So many times in our lives we have encountered people who say one thing and do another. In our professional lives as well, how many times have we engaged a company or vendor who preach something and then turn around and do something else? This is one of the main complaints we get from our clients. They come to us after having hired another vendor who basically “didn’t get it.” For our clients, “it” means what they originally hired them to do, their company culture, their timely requests, their internal processes.
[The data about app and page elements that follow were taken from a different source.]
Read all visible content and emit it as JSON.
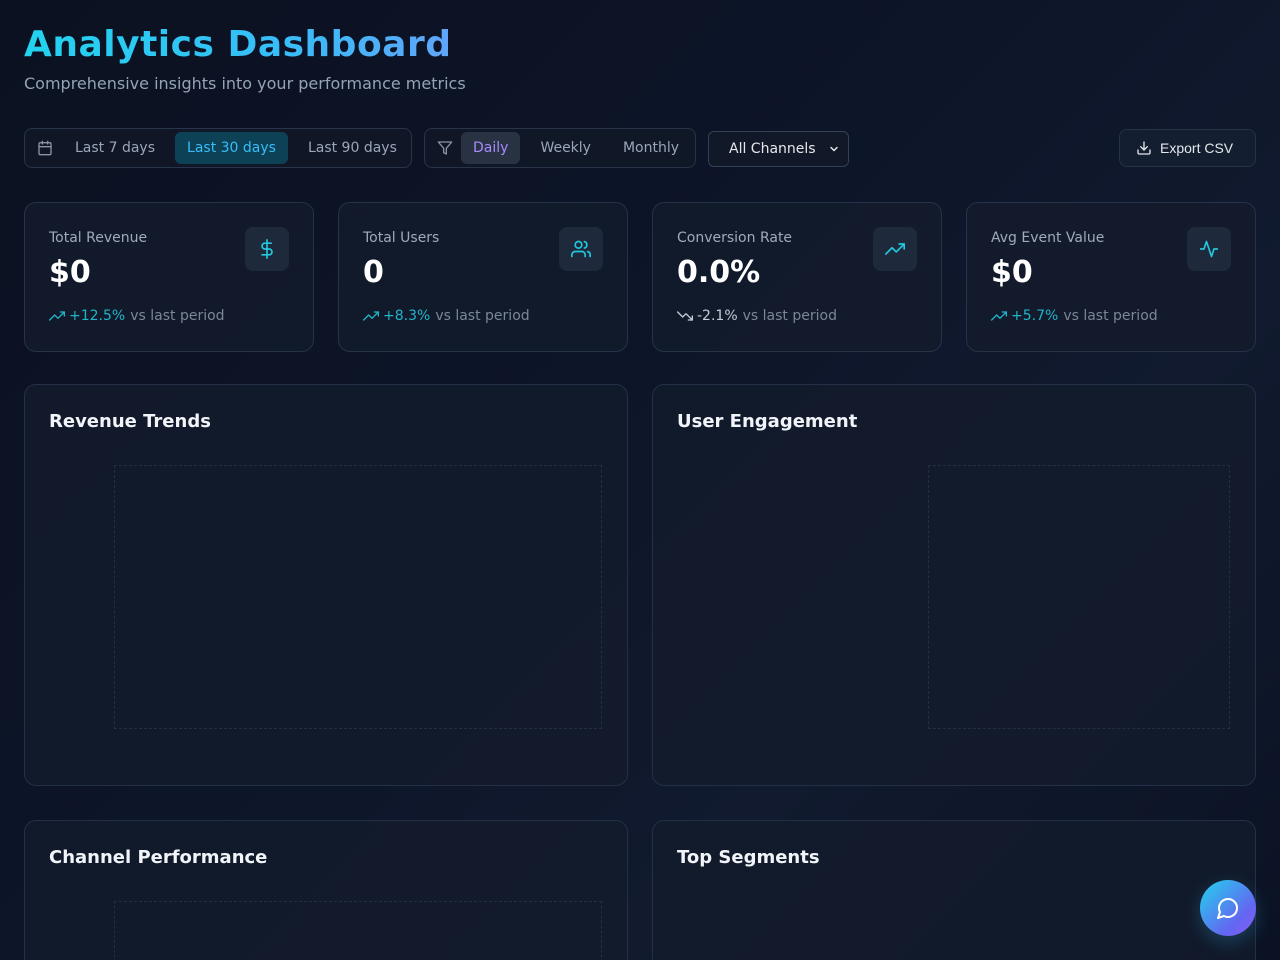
{
  "header": {
    "title": "Analytics Dashboard",
    "subtitle": "Comprehensive insights into your performance metrics"
  },
  "toolbar": {
    "ranges": [
      "Last 7 days",
      "Last 30 days",
      "Last 90 days"
    ],
    "active_range": "Last 30 days",
    "granularity": [
      "Daily",
      "Weekly",
      "Monthly"
    ],
    "active_granularity": "Daily",
    "channel_select": "All Channels",
    "export_label": "Export CSV"
  },
  "kpis": [
    {
      "label": "Total Revenue",
      "value": "$0",
      "trend": "+12.5%",
      "direction": "up",
      "suffix": "vs last period",
      "icon": "dollar-icon"
    },
    {
      "label": "Total Users",
      "value": "0",
      "trend": "+8.3%",
      "direction": "up",
      "suffix": "vs last period",
      "icon": "users-icon"
    },
    {
      "label": "Conversion Rate",
      "value": "0.0%",
      "trend": "-2.1%",
      "direction": "down",
      "suffix": "vs last period",
      "icon": "trending-up-icon"
    },
    {
      "label": "Avg Event Value",
      "value": "$0",
      "trend": "+5.7%",
      "direction": "up",
      "suffix": "vs last period",
      "icon": "activity-icon"
    }
  ],
  "panels": {
    "revenue_trends": "Revenue Trends",
    "user_engagement": "User Engagement",
    "channel_performance": "Channel Performance",
    "top_segments": "Top Segments"
  },
  "colors": {
    "accent": "#38bdf8",
    "trend_up": "#22b5c9",
    "granularity_active": "#a78bfa"
  }
}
The list goes on and on.
That is why when I received the following email from a viewer of one of our YouTube educational videos, I was so thrilled that someone had caught on to one of the main tenets of our business strategy and the reason why we have remained in business — successfully– for over 10 years. (And definitely the reason why our clients keep coming back to us for more).
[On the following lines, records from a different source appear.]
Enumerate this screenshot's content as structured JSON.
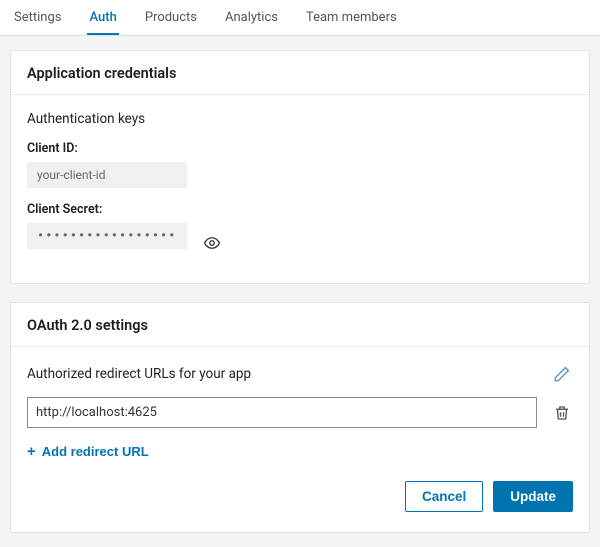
{
  "tabs": {
    "settings": "Settings",
    "auth": "Auth",
    "products": "Products",
    "analytics": "Analytics",
    "team_members": "Team members",
    "active": "auth"
  },
  "credentials": {
    "card_title": "Application credentials",
    "auth_keys_heading": "Authentication keys",
    "client_id_label": "Client ID:",
    "client_id_value": "your-client-id",
    "client_secret_label": "Client Secret:",
    "client_secret_masked": "•••••••••••••••••",
    "reveal_icon": "eye-icon"
  },
  "oauth": {
    "card_title": "OAuth 2.0 settings",
    "redirect_heading": "Authorized redirect URLs for your app",
    "edit_icon": "pencil-icon",
    "urls": [
      {
        "value": "http://localhost:4625",
        "delete_icon": "trash-icon"
      }
    ],
    "add_url_label": "Add redirect URL",
    "cancel_label": "Cancel",
    "update_label": "Update"
  }
}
So here it is: “I am currently a graduate student at Kaplan University, in the department of Higher Education. As part of a class assignment we were instructed to evaluate your 10 minute presentation on YouTube [on delivering an engaging virtual classroom presentation]; and would also, at your request, like to give you some feedback. I thought that you did an outstanding job of creating a concise, informative, and practical educational experience. I really appreciated seeing the image of who I believe is you, but either way, that image of a woman dressed professionally, appeared to be the instructor; thus making it feel more like a traditional classroom experience. The narrator’s voice was clear, and contained a lot of inflection, conveying an energy and enthusiasm that was engaging. The graphics appeared very professional and there was a nice continuity between all of the graphics. The video suggested that a presentation incorporate more visuals with little text, and in that manner and a few others, you modeled the concepts you were instructing about. Teaching about teaching is a unique process, one that I feel best is done along with demonstration. All too often, I feel that teachers adopt a “do as I say, and not as I do” philosophy. I think I am among many learners who respond better to a “practice what you preach” approach. My professional goals include teaching educators how to be more inclusive, and this video, although focused on a different topic, really gave me some practical strategies for developing our own e-learning experiences. Like I mentioned before, teaching about teaching, especially in a manner that excludes an educator’s ability to rely on social cues, and other informal assessments, really require a level of creativity, and ability to plan effectively, of educators. Job well done! Thank you for your helpful suggestions.” (Phillip A. Collazo, CYT, Director of Education, Project AWWOL)
It’s simple. “Practice what you preach.” Why is it so difficult for people to actually achieve this? Where does this cognitive dissonance come from? I think a lot of individuals and companies out there are caught in the game of “I want to be this way” (I want to be healthy, I want to have a fulfilling career, I want to be successful, I want to exceed my customer’s expectations, I want to create the ultimate and best product…you get the idea) but have not done any of the work that it takes to get there. So instead of being healthy, they go have lunch at McDonald’s, instead of being fulfilled, they go for the job with the biggest paycheck, instead of listening to the client’s needs and expectations, they focus on what they consider best, cheaper and faster.
It’s time to look at ourselves, our company, our purpose and understand that success (as a parent, a friend, a business owner, a company) can only come from integrity that is aligned with the basic principle of practicing what you preach.